# Problem to work on
Go through the data below and copy each line that includes "Area".

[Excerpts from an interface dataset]
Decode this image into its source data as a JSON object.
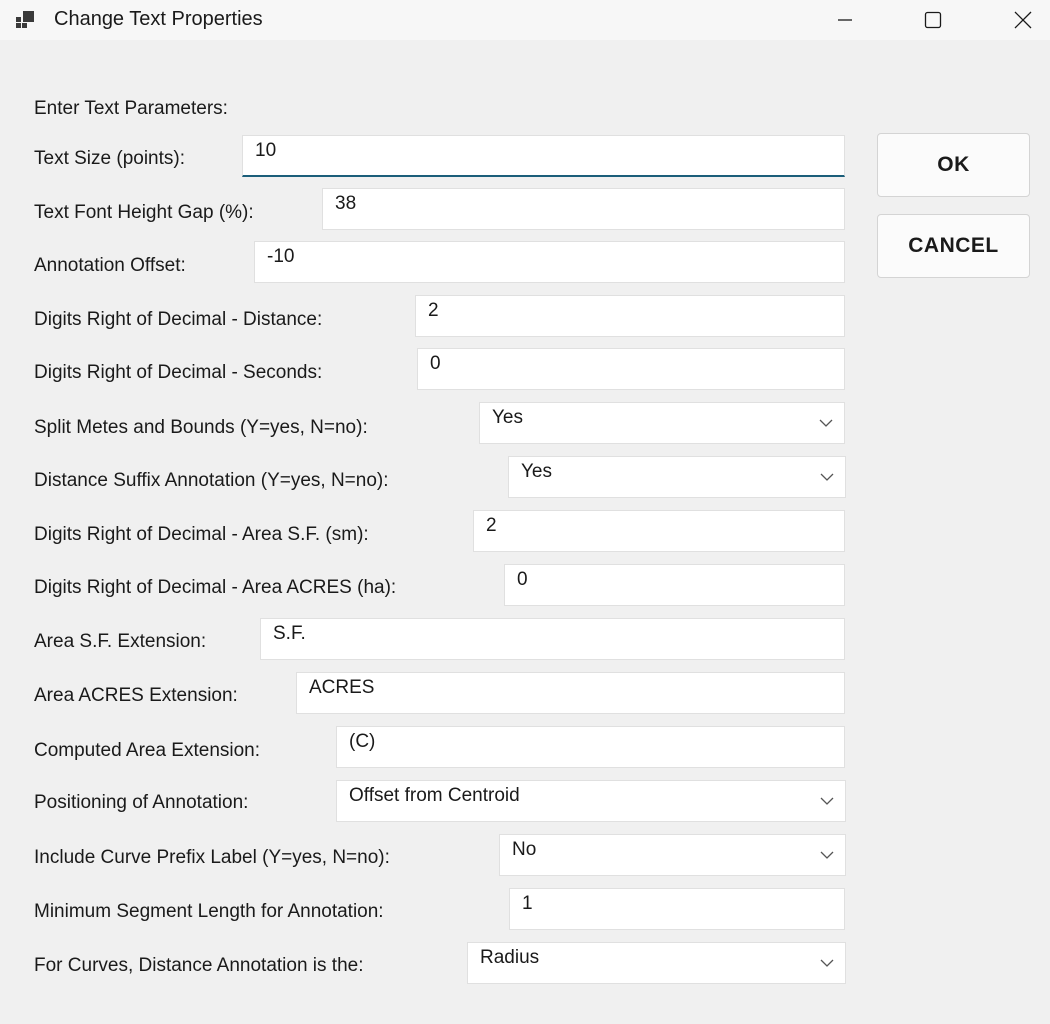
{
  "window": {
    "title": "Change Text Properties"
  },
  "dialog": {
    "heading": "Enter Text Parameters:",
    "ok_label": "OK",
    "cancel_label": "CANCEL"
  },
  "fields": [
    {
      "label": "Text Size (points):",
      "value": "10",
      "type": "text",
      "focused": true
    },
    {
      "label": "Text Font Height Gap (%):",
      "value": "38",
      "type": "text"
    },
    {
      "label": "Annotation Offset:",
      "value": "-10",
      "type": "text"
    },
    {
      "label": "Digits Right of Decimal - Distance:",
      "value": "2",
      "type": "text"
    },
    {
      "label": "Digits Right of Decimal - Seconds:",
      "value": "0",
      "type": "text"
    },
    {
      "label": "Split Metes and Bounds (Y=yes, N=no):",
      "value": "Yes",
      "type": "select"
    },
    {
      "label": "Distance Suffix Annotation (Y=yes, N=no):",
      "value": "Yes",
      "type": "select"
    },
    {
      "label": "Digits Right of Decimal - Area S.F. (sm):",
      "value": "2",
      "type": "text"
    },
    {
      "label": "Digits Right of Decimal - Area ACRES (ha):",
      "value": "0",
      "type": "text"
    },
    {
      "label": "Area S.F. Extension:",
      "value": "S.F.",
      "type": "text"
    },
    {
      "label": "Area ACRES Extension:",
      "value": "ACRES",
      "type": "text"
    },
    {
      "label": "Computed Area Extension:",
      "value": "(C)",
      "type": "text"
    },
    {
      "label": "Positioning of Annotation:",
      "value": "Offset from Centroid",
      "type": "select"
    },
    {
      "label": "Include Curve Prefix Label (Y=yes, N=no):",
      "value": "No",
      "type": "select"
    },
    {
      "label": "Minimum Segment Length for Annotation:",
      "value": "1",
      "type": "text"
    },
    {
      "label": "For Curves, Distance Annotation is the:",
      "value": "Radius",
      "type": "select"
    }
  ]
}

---

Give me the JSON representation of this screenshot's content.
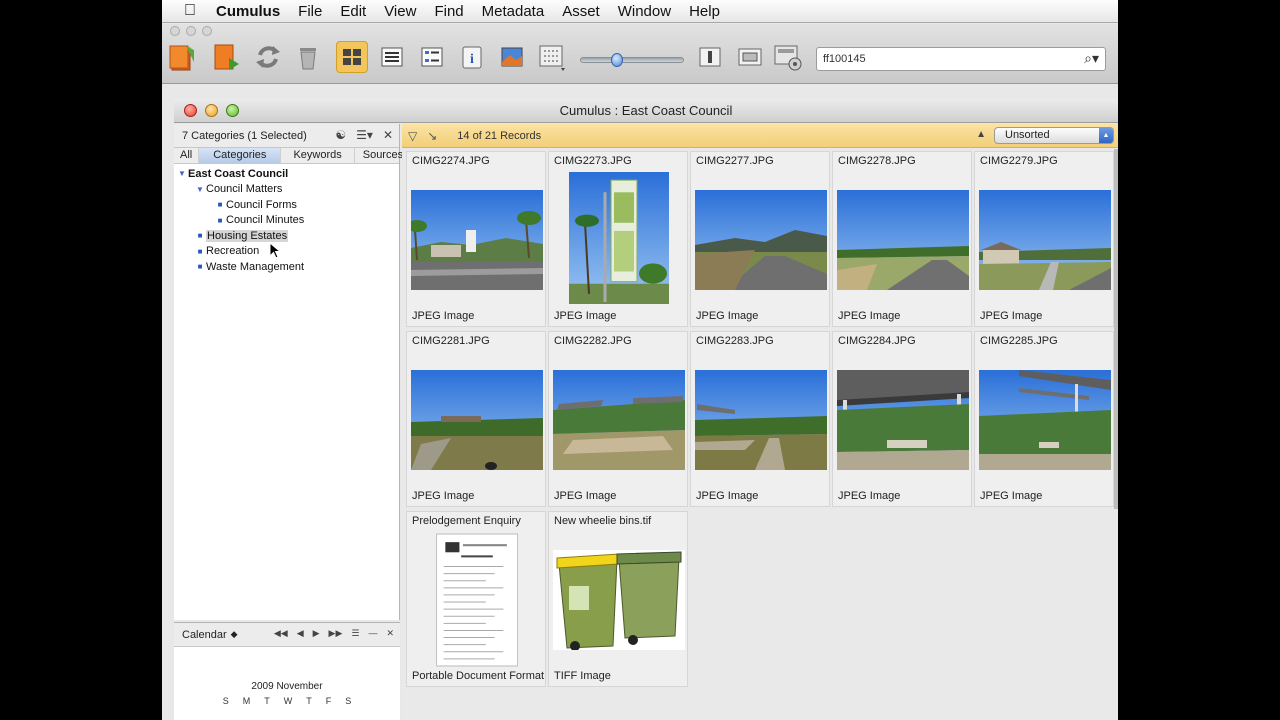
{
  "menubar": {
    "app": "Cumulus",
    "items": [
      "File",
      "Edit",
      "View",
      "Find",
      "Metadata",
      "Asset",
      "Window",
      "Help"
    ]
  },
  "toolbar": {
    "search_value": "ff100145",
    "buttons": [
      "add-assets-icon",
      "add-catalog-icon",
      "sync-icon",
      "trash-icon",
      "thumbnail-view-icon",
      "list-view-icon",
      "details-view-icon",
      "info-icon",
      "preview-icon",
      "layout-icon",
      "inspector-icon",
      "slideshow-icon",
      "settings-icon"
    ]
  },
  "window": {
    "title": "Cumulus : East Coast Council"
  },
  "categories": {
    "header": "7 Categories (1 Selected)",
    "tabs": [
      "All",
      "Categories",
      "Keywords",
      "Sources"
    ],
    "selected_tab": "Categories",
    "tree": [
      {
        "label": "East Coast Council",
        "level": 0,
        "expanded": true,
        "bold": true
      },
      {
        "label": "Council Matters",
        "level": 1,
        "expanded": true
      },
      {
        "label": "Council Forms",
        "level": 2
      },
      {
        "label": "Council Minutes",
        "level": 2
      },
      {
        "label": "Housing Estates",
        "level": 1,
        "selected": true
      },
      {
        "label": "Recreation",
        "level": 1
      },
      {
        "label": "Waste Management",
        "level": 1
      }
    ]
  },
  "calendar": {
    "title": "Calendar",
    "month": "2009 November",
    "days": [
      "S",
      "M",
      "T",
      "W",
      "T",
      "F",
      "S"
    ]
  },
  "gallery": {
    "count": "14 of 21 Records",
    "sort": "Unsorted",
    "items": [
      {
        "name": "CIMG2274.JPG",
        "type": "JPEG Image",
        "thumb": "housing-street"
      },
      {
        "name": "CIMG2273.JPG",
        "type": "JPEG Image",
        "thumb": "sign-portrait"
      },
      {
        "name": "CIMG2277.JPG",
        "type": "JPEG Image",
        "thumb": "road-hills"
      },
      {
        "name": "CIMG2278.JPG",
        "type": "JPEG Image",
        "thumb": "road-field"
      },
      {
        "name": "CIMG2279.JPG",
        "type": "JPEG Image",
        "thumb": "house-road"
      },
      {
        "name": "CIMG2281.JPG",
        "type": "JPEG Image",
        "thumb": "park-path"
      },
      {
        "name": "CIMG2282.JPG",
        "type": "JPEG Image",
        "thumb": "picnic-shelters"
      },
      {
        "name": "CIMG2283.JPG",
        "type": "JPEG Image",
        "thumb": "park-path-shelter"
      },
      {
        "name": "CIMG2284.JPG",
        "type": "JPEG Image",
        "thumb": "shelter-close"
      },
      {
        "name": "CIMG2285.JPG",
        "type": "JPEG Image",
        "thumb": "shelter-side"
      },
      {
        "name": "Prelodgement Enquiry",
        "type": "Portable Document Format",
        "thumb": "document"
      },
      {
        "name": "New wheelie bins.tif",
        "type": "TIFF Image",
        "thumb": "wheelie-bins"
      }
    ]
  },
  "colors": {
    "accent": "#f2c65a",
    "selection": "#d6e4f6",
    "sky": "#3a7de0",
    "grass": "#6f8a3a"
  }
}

# Exercise solution
      "label": "Digits Right of Decimal - Area S.F. (sm):",
      "label": "Digits Right of Decimal - Area ACRES (ha):",
      "label": "Area S.F. Extension:",
      "label": "Area ACRES Extension:",
      "label": "Computed Area Extension:",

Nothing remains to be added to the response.